Rebecca Cusey wishes you feminists would quit raping rapists with your hashtags.
Angelina Jolie wants us to talk about rape, but not in the Western-centric, man-blaming, feminist-professor way of the chattering classes.
She would like us to move beyond insular #YesAllWomen Twitter outrage to a global perspective with a broader, wiser understanding of the evils of human nature and the ability to overcome that evil with good.
Getting from Angelina Jolie made a movie about metaphorically surviving rape to “this hashtag offends me more than rape does” is a weird, convoluted little journey only a wingnut could make.
Also, I’m not sure Angelina Jolie wants fuck-all to do with Ms. Cusey’s bizarre little tantrum. I imagine what Angelina Jolie wants is for us to acknowledge that there are women who face egregious sexism and rape and who have even less agency than Western women. I doubt she wants to pit Western women against all other women. Then again, who knows? I can’t see into Jolie’s head or heart. For all know, she is an incredibly awful person who likes raisins and named her child “Shiloh.” Oh wait, she did that second thing.

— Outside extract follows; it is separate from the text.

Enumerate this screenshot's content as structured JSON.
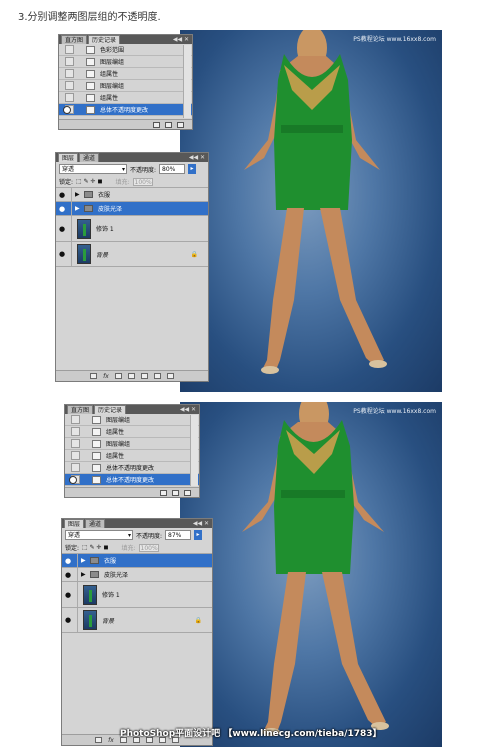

“We must send a message around the world that there is no disgrace in being a survivor of sexual violence—that the shame is on the aggressor…We need to shatter that impunity and make justice the norm, not the exception, for these crimes,” Jolie said. “I have met survivors from Afghanistan to Somalia and they are just like us, with one crucial difference: We live in safe countries, with doctors we can go to when we’re hurt, police we can turn to when we’re wronged and institutions that protect us.”
This sounds like an extremely well-meaning but naive quote from Jolie. If Western women often have positive experiences reporting rape and abuse, it’s certainly not something that’s been well-documented. However, women having terrible experiences reporting rape/abuse/harassment has been rather well-documented. That being said, certainly most of us have far more agency than your average Somalian. But comparing ourselves favorably to Somalian women seems to me like setting an ankle-bruising bar. Surely we can do better.

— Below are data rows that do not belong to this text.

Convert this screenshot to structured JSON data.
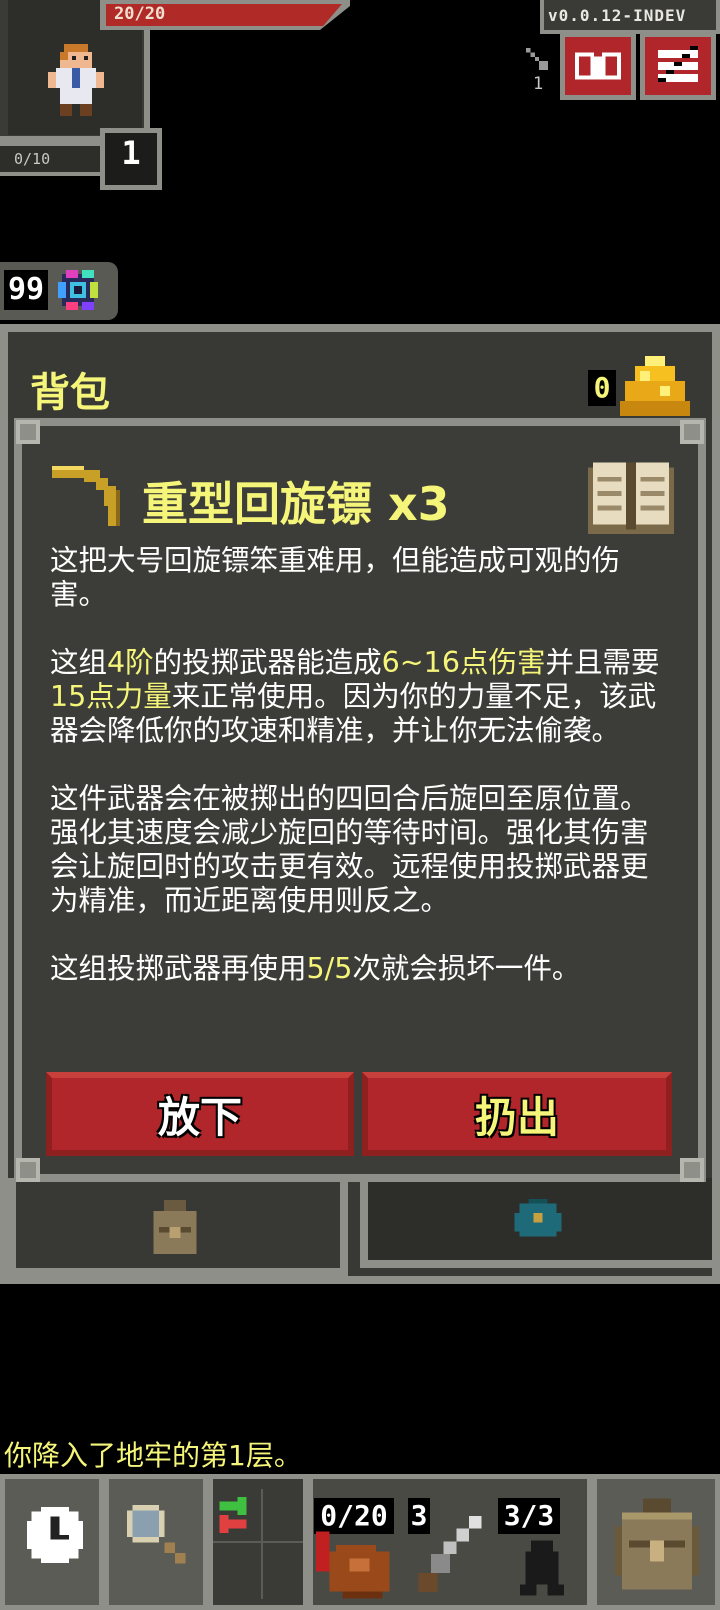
{
  "status": {
    "hp_text": "20/20",
    "hp_fraction": 1.0,
    "exp_text": "0/10",
    "level": "1",
    "version": "v0.0.12-INDEV",
    "depth": "1"
  },
  "resource": {
    "count": "99"
  },
  "bag": {
    "title": "背包",
    "gold": "0"
  },
  "item": {
    "title": "重型回旋镖 x3",
    "desc_p1": "这把大号回旋镖笨重难用，但能造成可观的伤害。",
    "desc_p2": {
      "t1": "这组",
      "tier": "4阶",
      "t2": "的投掷武器能造成",
      "damage": "6~16点伤害",
      "t3": "并且需要",
      "strength": "15点力量",
      "t4": "来正常使用。因为你的力量不足，该武器会降低你的攻速和精准，并让你无法偷袭。"
    },
    "desc_p3": "这件武器会在被掷出的四回合后旋回至原位置。强化其速度会减少旋回的等待时间。强化其伤害会让旋回时的攻击更有效。远程使用投掷武器更为精准，而近距离使用则反之。",
    "desc_p4": {
      "t1": "这组投掷武器再使用",
      "uses": "5/5",
      "t2": "次就会损坏一件。"
    },
    "drop_label": "放下",
    "throw_label": "扔出"
  },
  "log": {
    "message": "你降入了地牢的第1层。"
  },
  "toolbar": {
    "quickslot1": "0/20",
    "quickslot2": "3",
    "quickslot3": "3/3"
  },
  "colors": {
    "highlight": "#f5f57a",
    "button_red": "#b1262a",
    "frame": "#8e8f88",
    "panel": "#3c3c38"
  }
}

In other words, Western women have what many women around the world do not: Tools to fight back. That’s hardly the word from the #YesAllWomen crowd.

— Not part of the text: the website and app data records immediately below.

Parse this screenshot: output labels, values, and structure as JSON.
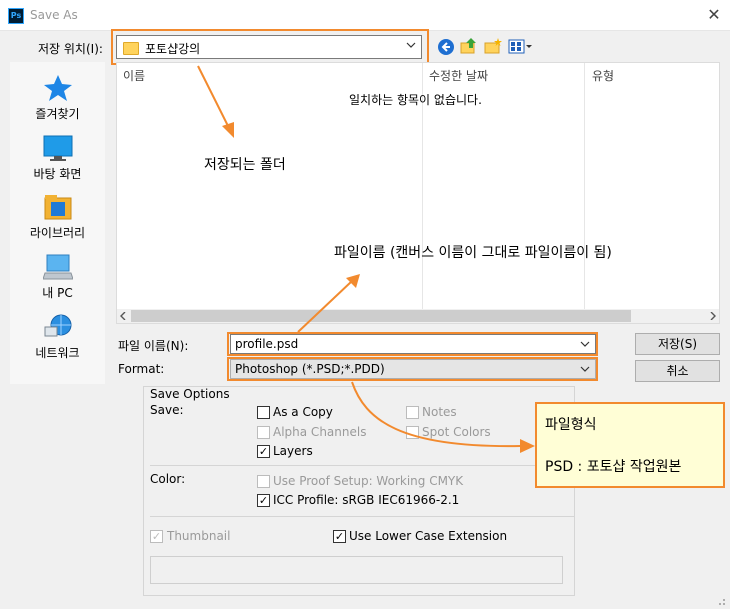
{
  "window": {
    "title": "Save As",
    "app_icon": "Ps",
    "close_glyph": "✕"
  },
  "location": {
    "label": "저장 위치(I):",
    "value": "포토샵강의"
  },
  "places": [
    {
      "label": "즐겨찾기",
      "icon": "star-icon"
    },
    {
      "label": "바탕 화면",
      "icon": "desktop-icon"
    },
    {
      "label": "라이브러리",
      "icon": "library-icon"
    },
    {
      "label": "내 PC",
      "icon": "pc-icon"
    },
    {
      "label": "네트워크",
      "icon": "network-icon"
    }
  ],
  "filelist": {
    "columns": [
      "이름",
      "수정한 날짜",
      "유형"
    ],
    "empty_message": "일치하는 항목이 없습니다."
  },
  "filename": {
    "label": "파일 이름(N):",
    "value": "profile.psd"
  },
  "format": {
    "label": "Format:",
    "value": "Photoshop (*.PSD;*.PDD)"
  },
  "buttons": {
    "save": "저장(S)",
    "cancel": "취소"
  },
  "save_options": {
    "heading": "Save Options",
    "save_label": "Save:",
    "as_copy": {
      "label": "As a Copy",
      "checked": false,
      "enabled": true
    },
    "notes": {
      "label": "Notes",
      "checked": false,
      "enabled": false
    },
    "alpha_channels": {
      "label": "Alpha Channels",
      "checked": false,
      "enabled": false
    },
    "spot_colors": {
      "label": "Spot Colors",
      "checked": false,
      "enabled": false
    },
    "layers": {
      "label": "Layers",
      "checked": true,
      "enabled": true
    },
    "color_label": "Color:",
    "use_proof": {
      "label": "Use Proof Setup:  Working CMYK",
      "checked": false,
      "enabled": false
    },
    "icc_profile": {
      "label": "ICC Profile:  sRGB IEC61966-2.1",
      "checked": true,
      "enabled": true
    },
    "thumbnail": {
      "label": "Thumbnail",
      "checked": true,
      "enabled": false
    },
    "lower_case": {
      "label": "Use Lower Case Extension",
      "checked": true,
      "enabled": true
    }
  },
  "annotations": {
    "folder_note": "저장되는 폴더",
    "filename_note": "파일이름 (캔버스 이름이 그대로 파일이름이 됨)",
    "format_title": "파일형식",
    "format_desc": "PSD : 포토샵 작업원본"
  },
  "colors": {
    "annotation_orange": "#f28a2e",
    "note_bg": "#fffed6"
  }
}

Having tools and having good tools that actually work are two different things. I would argue that many Western women have been shortchanged in this area. It’s gonna be hard for me to fix a leaky pipe with this:
I leave you with an excellent comment I found Roy’s place, which nutshells this idiocy beautifully:
Pff, these jerky feminists, with their civilization that’s too advanced, smugly demanding there be no rape! Why don’t they ever tweet about how great it is to have universally noble cops and problem-solving rape kits?? Ungrateful bitches!
Look, Western civilization is perfect as is. But it’s also fragile. And if these bitches try to make it perfecter by reducing rape — angrily! — then we will topple, as we will have committed civilization’s gravest sin: Refusal to accept a certain amount of rape while tweeting heartfelt appreciation for how it could be worse.
UPDATE…another great comment from Matt:
By Ms. Cusey’s standard, does that mean the American Christianists should STFU about how “persecuted” they are, since there are other members of their religion being *killed* overseas? Or is the argument that being called a bigot after they go on a rant about how terrible “TEH GHEYZ” are somehow supposed to be worse than being killed?